In addition to having a base from which it can monitor and conduct anti-terrorist operations, the U.S., like China, recognizes the critical role that the Red Sea plays in international commerce. Unlike China, the U.S. is a truly global power, and its strength relies in large part on international commerce. It, therefore, has a global interest in keeping sea lanes open.

The U.S. pursues this goal in the Red Sea through a strategy of alliances with local powers. After Egypt shifted camps from the Soviets to the West, the U.S. began pouring military aid into the country to ensure that it didn’t stray and that the Suez Canal remained open for business. The U.S. still maintains a close relationship with Egypt, providing substantial aid to its military, as well as with Saudi Arabia and Israel.

Sometimes the U.S. has taken more direct action. When two of the Red Sea’s chokepoints were mined in 1984 (some suspect Libyan leader Moammar Gadhafi, others point fingers at the non-state group Islamic Jihad), the U.S. was forced to clear them. This remains a critical concern to the United States. The Houthis have been implicated in mining around the Yemeni port of Hodeida in an attempt to break the Saudi blockade of the country.

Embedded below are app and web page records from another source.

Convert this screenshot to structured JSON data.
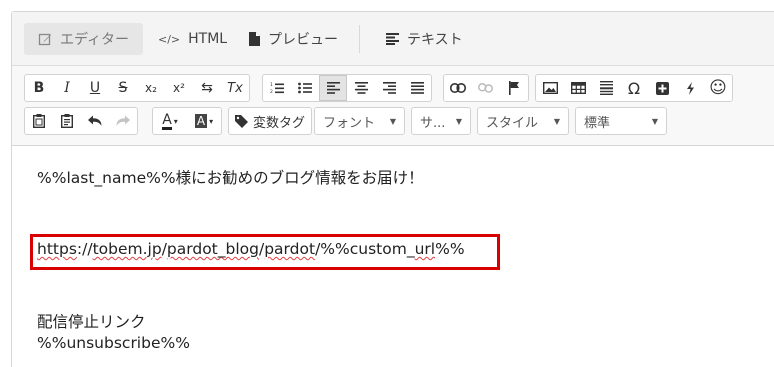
{
  "tabs": [
    {
      "label": "エディター",
      "icon": "pencil-icon",
      "active": true
    },
    {
      "label": "HTML",
      "icon": "code-icon",
      "active": false
    },
    {
      "label": "プレビュー",
      "icon": "document-icon",
      "active": false
    },
    {
      "label": "テキスト",
      "icon": "text-lines-icon",
      "active": false
    }
  ],
  "toolbar": {
    "row1": {
      "format": [
        "B",
        "I",
        "U",
        "S",
        "x₂",
        "x²",
        "⇆",
        "Tx"
      ],
      "lists": [
        "numbered-list",
        "bullet-list",
        "align-left",
        "align-center",
        "align-right",
        "justify"
      ],
      "links": [
        "link",
        "unlink",
        "anchor-flag"
      ],
      "insert": [
        "image",
        "table",
        "horizontal-rule",
        "Ω",
        "plus",
        "lightning",
        "☺"
      ]
    },
    "row2": {
      "variable_tag": "変数タグ",
      "font": "フォント",
      "size": "サ...",
      "style": "スタイル",
      "format": "標準"
    }
  },
  "content": {
    "line1": "%%last_name%%様にお勧めのブログ情報をお届け！",
    "url_parts": [
      "https",
      "://",
      "tobem.jp",
      "/",
      "pardot_blog",
      "/",
      "pardot",
      "/%%custom_",
      "url",
      "%%"
    ],
    "line3": "配信停止リンク",
    "line4": "%%unsubscribe%%"
  },
  "colors": {
    "highlight": "#d80000",
    "spellcheck": "#e04040"
  }
}
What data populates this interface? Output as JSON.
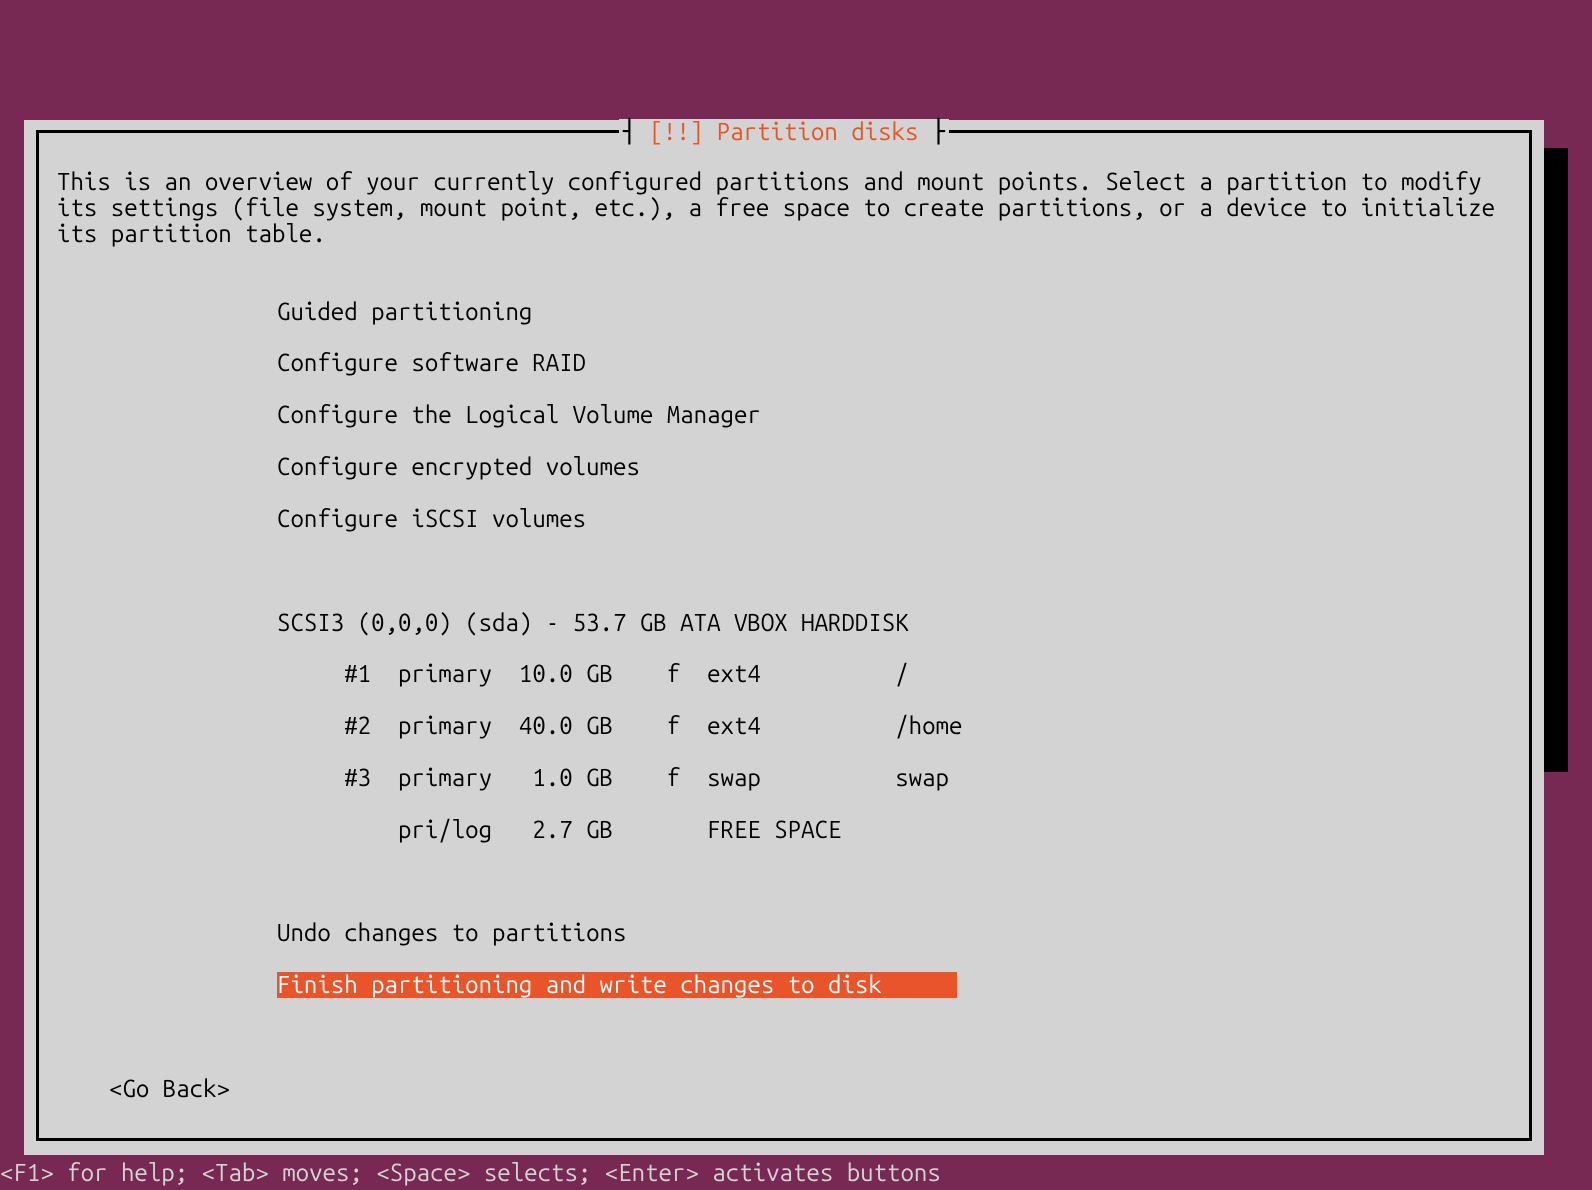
{
  "dialog": {
    "title": "[!!] Partition disks",
    "description": "This is an overview of your currently configured partitions and mount points. Select a partition to modify its settings (file system, mount point, etc.), a free space to create partitions, or a device to initialize its partition table.",
    "menu": {
      "config_items": [
        "Guided partitioning",
        "Configure software RAID",
        "Configure the Logical Volume Manager",
        "Configure encrypted volumes",
        "Configure iSCSI volumes"
      ],
      "device_header": "SCSI3 (0,0,0) (sda) - 53.7 GB ATA VBOX HARDDISK",
      "partitions": [
        "     #1  primary  10.0 GB    f  ext4          /",
        "     #2  primary  40.0 GB    f  ext4          /home",
        "     #3  primary   1.0 GB    f  swap          swap",
        "         pri/log   2.7 GB       FREE SPACE"
      ],
      "undo": "Undo changes to partitions",
      "finish": "Finish partitioning and write changes to disk"
    },
    "go_back": "<Go Back>"
  },
  "statusbar": "<F1> for help; <Tab> moves; <Space> selects; <Enter> activates buttons"
}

About the only thing the Red Sea states have in common as far as identity goes is that they’re all near the Red Sea. With so many competing interests and no institutions to encourage regional cooperation, the Red Sea is a conflict-prone zone where alliances are as fickle as the wind. That so much of the world’s trade passes through the region only raises the intensity of its conflicts and draws in foreign powers that depend on the passage’s openness. And chokepoints along the way empower the weak states nearby to impinge upon the interests of far more powerful countries, providing the impetus for regional and distant powers to intervene in the Red Sea’s domestic politics and wars.


— The Red Sea, Where Alliances Shift With the Tide originally appeared at Geopolitical Futures.